Last Updated on March 18, 2021 by Michelle Ball
By Michelle Ball, California Education Attorney for Students since 1995
I often speak with parents who are shocked and dismayed that their child has been alleged to have committed a sexual battery. This word and allegation seem to be thrown around willy nilly without thought or understanding for what the REAL definition of sexual battery might be. As such, understanding what “sexual battery” actually means is important and should be understood by everyone, lest such an allegation mar a student’s record and reputation for life.
I am frequently surprised when I see suspension forms and/or expulsion recommendations containing the allegation of student “sexual battery.” This allegation is very heavy, and is specifically defined in the Education and Penal Codes. This term should not be used unless proof actually exists to support the claim.

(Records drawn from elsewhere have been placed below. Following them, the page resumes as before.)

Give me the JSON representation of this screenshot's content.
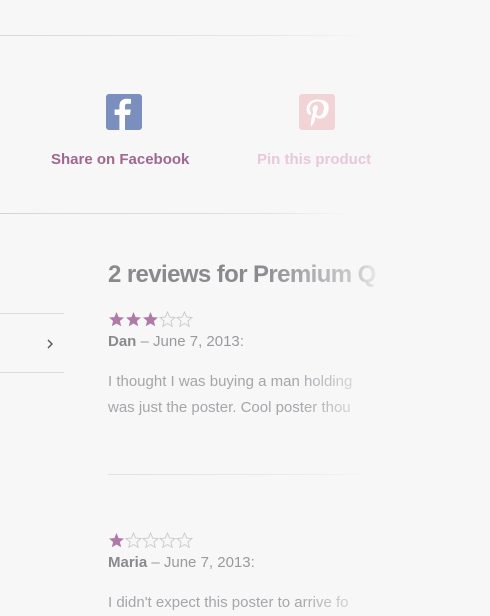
{
  "share": {
    "facebook": {
      "label": "Share on Facebook",
      "icon": "facebook-icon",
      "color": "#7a8fbd",
      "label_color": "#a0678f"
    },
    "pinterest": {
      "label": "Pin this product",
      "icon": "pinterest-icon",
      "color": "#f2d3d6",
      "label_color": "#e6c9dc"
    }
  },
  "reviews": {
    "title": "2 reviews for Premium Q",
    "star_color": "#b07aa8",
    "items": [
      {
        "rating": 3,
        "max": 5,
        "author": "Dan",
        "separator": " – ",
        "date": "June 7, 2013:",
        "lines": [
          "I thought I was buying a man holding",
          "was just the poster. Cool poster thou"
        ]
      },
      {
        "rating": 1,
        "max": 5,
        "author": "Maria",
        "separator": " – ",
        "date": "June 7, 2013:",
        "lines": [
          "I didn't expect this poster to arrive fo"
        ]
      }
    ]
  },
  "sidebar": {
    "chevron_icon": "chevron-right-icon"
  }
}
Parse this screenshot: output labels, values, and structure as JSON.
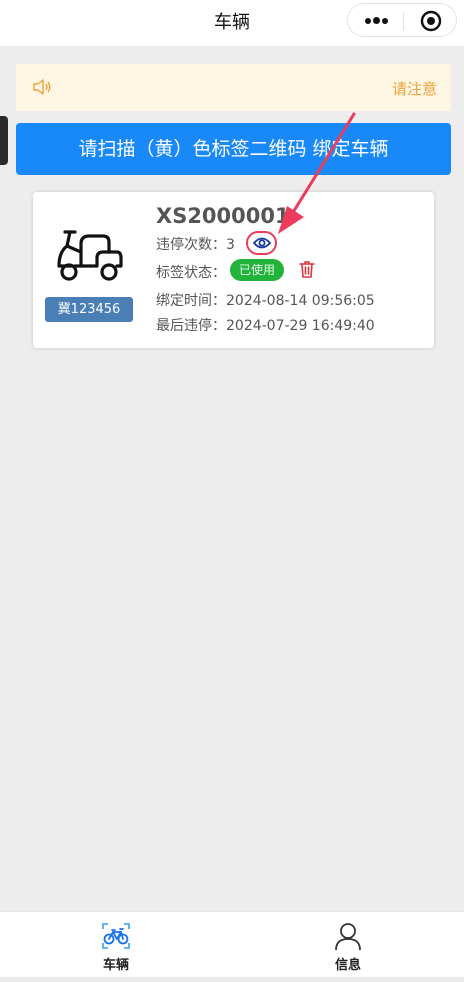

California Education Code §48900(n) authorizes schools to suspend or expel students for sexual battery. Rather than contain a definition in the Education Code, §48900(n) references California Penal Code section §243.4 for a definition of sexual battery.
SEXUAL BATTERY occurs if:
— A person touches a victim’s intimate part and/or forces the victim to touch them or someone else, AND
— This is against the will of the victim, AND
— The touching is for the purpose of sexual arousal, gratification, or abuse, AND the act occurs:
* While the victim is unlawfully restrained, OR
* While the victim is institutionalized for medical treatment and is seriously disabled and/or medically incapacitated, OR
* The victim is unconscious and is touched by a professional who falsely represented the touching was for a professional purpose.
[please note this is my summary only and is not a quote of the statute- please click link to get complete code]
Now which of these MAY apply with California students? Any, but the one which would typically fit in a school setting is touching while a person is unlawfully restrained, correct? The second scenario (institutionalized touching) could potentially occur if the victim and student were e.g. placed in residential treatment or the student was visiting a hospital, which is an uncommon occurrence. The third one (professional) seems to apply to e.g. therapists, doctors, or other such individuals.
If the charge of sexual battery is levied against a student, the parents need to immediately bring the matter to an education attorney to review the facts and circumstances so this allegation can be evaluated and confronted promptly. If not, the student may have this heinous allegation haunt them for years to come. They may also be cited by the police for alleged sexual battery when none occurred.
Additionally, parents may be talked into signing an agreement (expulsion, suspension, behavior contract, etc.) which contains a school sexual battery charge. Or, if they choose instead to go to e.g. an expulsion hearing, they will present their defense of “no sexual battery” to an expulsion panel of non-legal personnel (district employees) who may not grasp just WHAT a sexual battery is and/or whether the student involved actually sexually battered someone. Even if a parent brings the law with them, or attempts to explain what a sexual battery is to the expulsion panel, they may not be listened to as they are not attorneys. As attorneys are the only ones licensed to interpret the law, without an attorney, a parent’s best argument of NO SEXUAL BATTERY, may still fall on deaf ears.
Parents, it is vital that you seek out legal help if your child has the charge of sexual battery levelled against him or her. Failing to do so, can have horrible consequences and your child may be marred by such allegations for life. Don’t make the mistake of misunderstanding just what you are getting into when facing a sexual battery allegation.
Education Attorney for Students
LAW OFFICE OF MICHELLE BALL
717 K Street, Suite 228
Sacramento, CA 95814
Please see my disclaimer. This is legal information, not legal advice and no attorney-client relationship is formed by this posting. This blog may not be reproduced without permission from the author and proper attribution of authorship. This blog may not reflect the current state of the law.